Originally Posted by jungmark
Jobs wouldn't have done anything either. He would have said "F*** off, short timers. We had the most profitable year in human history and one of the most profitable quarters in human history. If you don't like it, sell."
That's a good distinction to make. "short timers" points to a certain vocal group of the investment community. Obviously Tim Cook and many Apple employees hold stock so they 'lose money' when the valuation goes down. It's not like they are entirely disconnected from it so there is an incentive for the value to stay high but they are doing better than they ever have.
When people object to them saying they aren't profit driven, it's funny because they've said this for years and nobody seemed to be complaining back when they weren't doing well. Now that they're making $13b profit, it's somehow potentially illegal to say they aren't a profit-driven company. The mentality that surrounds people buying a tiny fraction of a company stock with the hopes of profiting from its increase in value without any effort on their part with suggestions that somehow Apple has to bow to their interests is comical.

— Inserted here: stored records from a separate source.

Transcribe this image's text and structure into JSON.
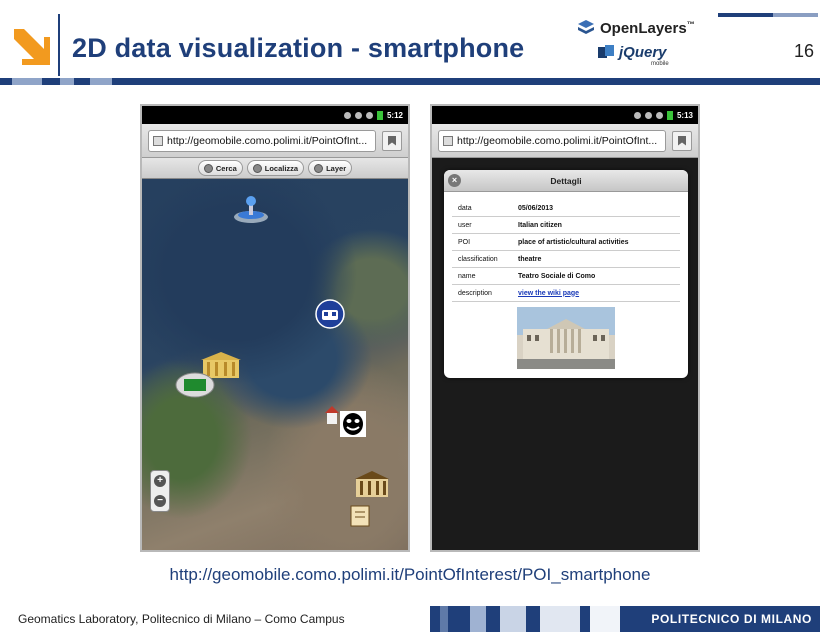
{
  "slide": {
    "title": "2D data visualization - smartphone",
    "page_number": "16",
    "logos": {
      "openlayers": "OpenLayers",
      "openlayers_tm": "™",
      "jquery": "jQuery",
      "jquery_sub": "mobile"
    },
    "caption_url": "http://geomobile.como.polimi.it/PointOfInterest/POI_smartphone",
    "footer_text": "Geomatics Laboratory, Politecnico di Milano – Como Campus",
    "footer_brand": "POLITECNICO DI MILANO",
    "colors": {
      "brand_blue": "#1f3f7a",
      "accent_orange": "#f29a1f",
      "link_blue": "#1a3ab8"
    }
  },
  "phone_left": {
    "status_time": "5:12",
    "url": "http://geomobile.como.polimi.it/PointOfInt...",
    "toolbar": [
      {
        "label": "Cerca",
        "icon": "search-icon"
      },
      {
        "label": "Localizza",
        "icon": "locate-icon"
      },
      {
        "label": "Layer",
        "icon": "layers-icon"
      }
    ],
    "zoom_in": "+",
    "zoom_out": "−"
  },
  "phone_right": {
    "status_time": "5:13",
    "url": "http://geomobile.como.polimi.it/PointOfInt...",
    "dialog": {
      "title": "Dettagli",
      "close": "×",
      "rows": [
        {
          "key": "data",
          "value": "05/06/2013"
        },
        {
          "key": "user",
          "value": "Italian citizen"
        },
        {
          "key": "POI",
          "value": "place of artistic/cultural activities"
        },
        {
          "key": "classification",
          "value": "theatre"
        },
        {
          "key": "name",
          "value": "Teatro Sociale di Como"
        },
        {
          "key": "description",
          "value": "view the wiki page"
        }
      ]
    }
  }
}
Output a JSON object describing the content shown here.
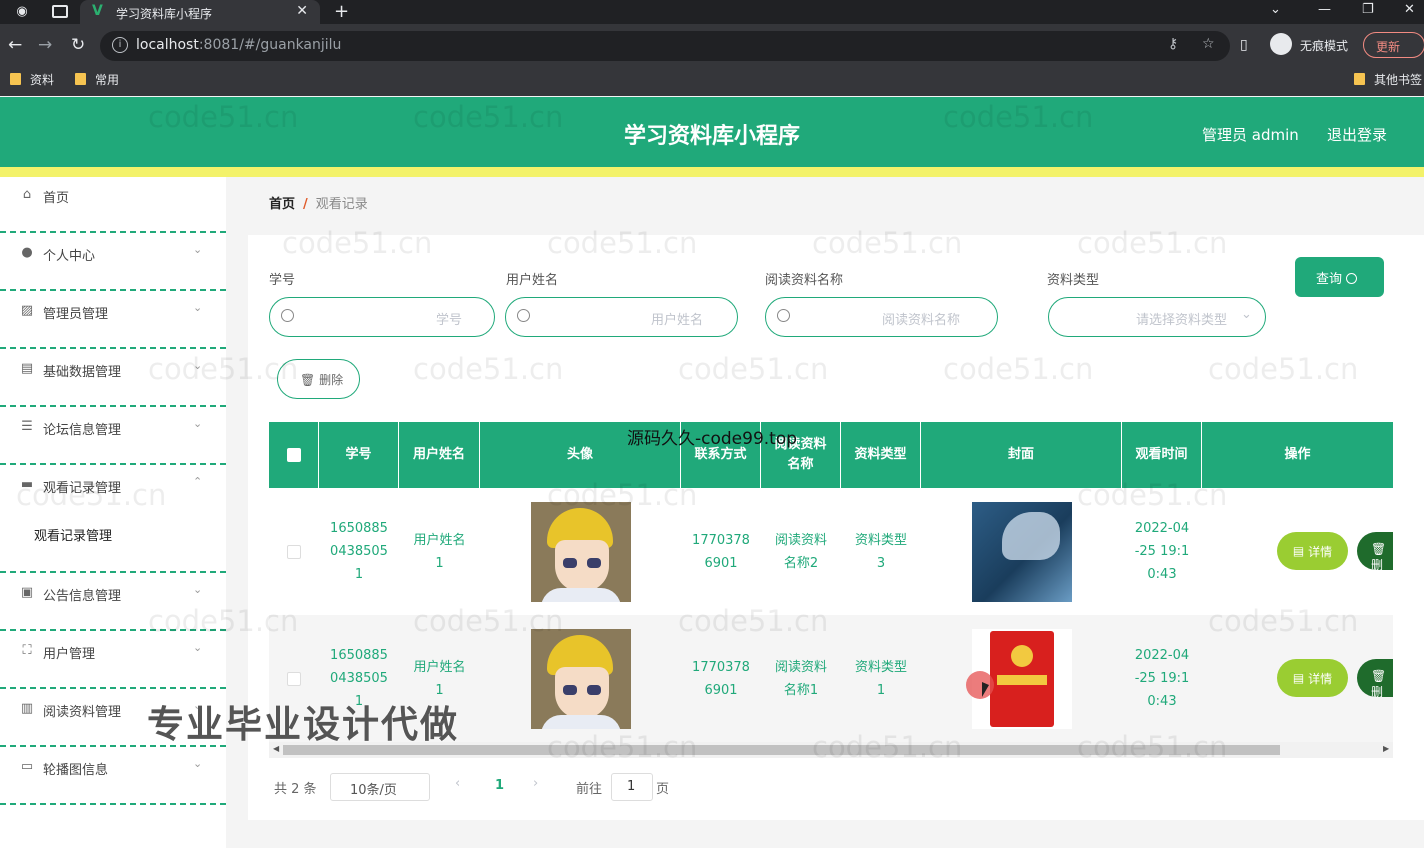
{
  "browser": {
    "tab_title": "学习资料库小程序",
    "url_host": "localhost",
    "url_rest": ":8081/#/guankanjilu",
    "incognito_label": "无痕模式",
    "update_label": "更新",
    "bookmarks": [
      "资料",
      "常用",
      "其他书签"
    ]
  },
  "header": {
    "title": "学习资料库小程序",
    "admin": "管理员 admin",
    "logout": "退出登录"
  },
  "sidebar": {
    "items": [
      {
        "label": "首页",
        "icon": "home-icon"
      },
      {
        "label": "个人中心",
        "icon": "user-icon"
      },
      {
        "label": "管理员管理",
        "icon": "chart-icon"
      },
      {
        "label": "基础数据管理",
        "icon": "chat-icon"
      },
      {
        "label": "论坛信息管理",
        "icon": "sliders-icon"
      },
      {
        "label": "观看记录管理",
        "icon": "stack-icon"
      },
      {
        "label": "公告信息管理",
        "icon": "clipboard-icon"
      },
      {
        "label": "用户管理",
        "icon": "frame-icon"
      },
      {
        "label": "阅读资料管理",
        "icon": "document-icon"
      },
      {
        "label": "轮播图信息",
        "icon": "monitor-icon"
      }
    ],
    "submenu": "观看记录管理"
  },
  "breadcrumb": {
    "home": "首页",
    "sep": "/",
    "current": "观看记录"
  },
  "filters": [
    {
      "label": "学号",
      "placeholder": "学号"
    },
    {
      "label": "用户姓名",
      "placeholder": "用户姓名"
    },
    {
      "label": "阅读资料名称",
      "placeholder": "阅读资料名称"
    },
    {
      "label": "资料类型",
      "placeholder": "请选择资料类型"
    }
  ],
  "query_label": "查询",
  "delete_label": "删除",
  "table": {
    "columns": [
      "学号",
      "用户姓名",
      "头像",
      "联系方式",
      "阅读资料名称",
      "资料类型",
      "封面",
      "观看时间",
      "操作"
    ],
    "rows": [
      {
        "id": "16508850438505 1",
        "name": "用户姓名 1",
        "phone": "1770378 6901",
        "material": "阅读资料 名称2",
        "type": "资料类型 3",
        "time": "2022-04 -25 19:1 0:43"
      },
      {
        "id": "16508850438505 1",
        "name": "用户姓名 1",
        "phone": "1770378 6901",
        "material": "阅读资料 名称1",
        "type": "资料类型 1",
        "time": "2022-04 -25 19:1 0:43"
      }
    ],
    "detail_label": "详情",
    "delete_label": "删"
  },
  "pagination": {
    "total": "共 2 条",
    "page_size": "10条/页",
    "current_page": "1",
    "goto": "前往",
    "goto_value": "1",
    "page_unit": "页"
  },
  "overlays": {
    "watermark": "code51.cn",
    "source_text": "源码久久-code99.top",
    "promo_text": "专业毕业设计代做"
  },
  "colors": {
    "primary": "#20a97a",
    "stripe": "#f3f26a",
    "detail": "#9acd32",
    "delete": "#1f6b2c"
  }
}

If people are truly invested in the company then they should look at the big picture. If they don't feel the company can climb higher and they're in it just to profit, they can invest in a company that still needs to reach Apple's success. What people can't do is complain at Apple for managing to reach the top before they could sell nor should they complain to Apple about how other people value their company because they have no control over that.
No suggestions that get thrown at Apple as to what they should do will improve the situation. Making cheaper/lower quality devices just lowers their margins and damages their brand as a premium product manufacturer. Sony did this and look at them now. While Apple's demand is higher than their supply capacity, they should stay the course.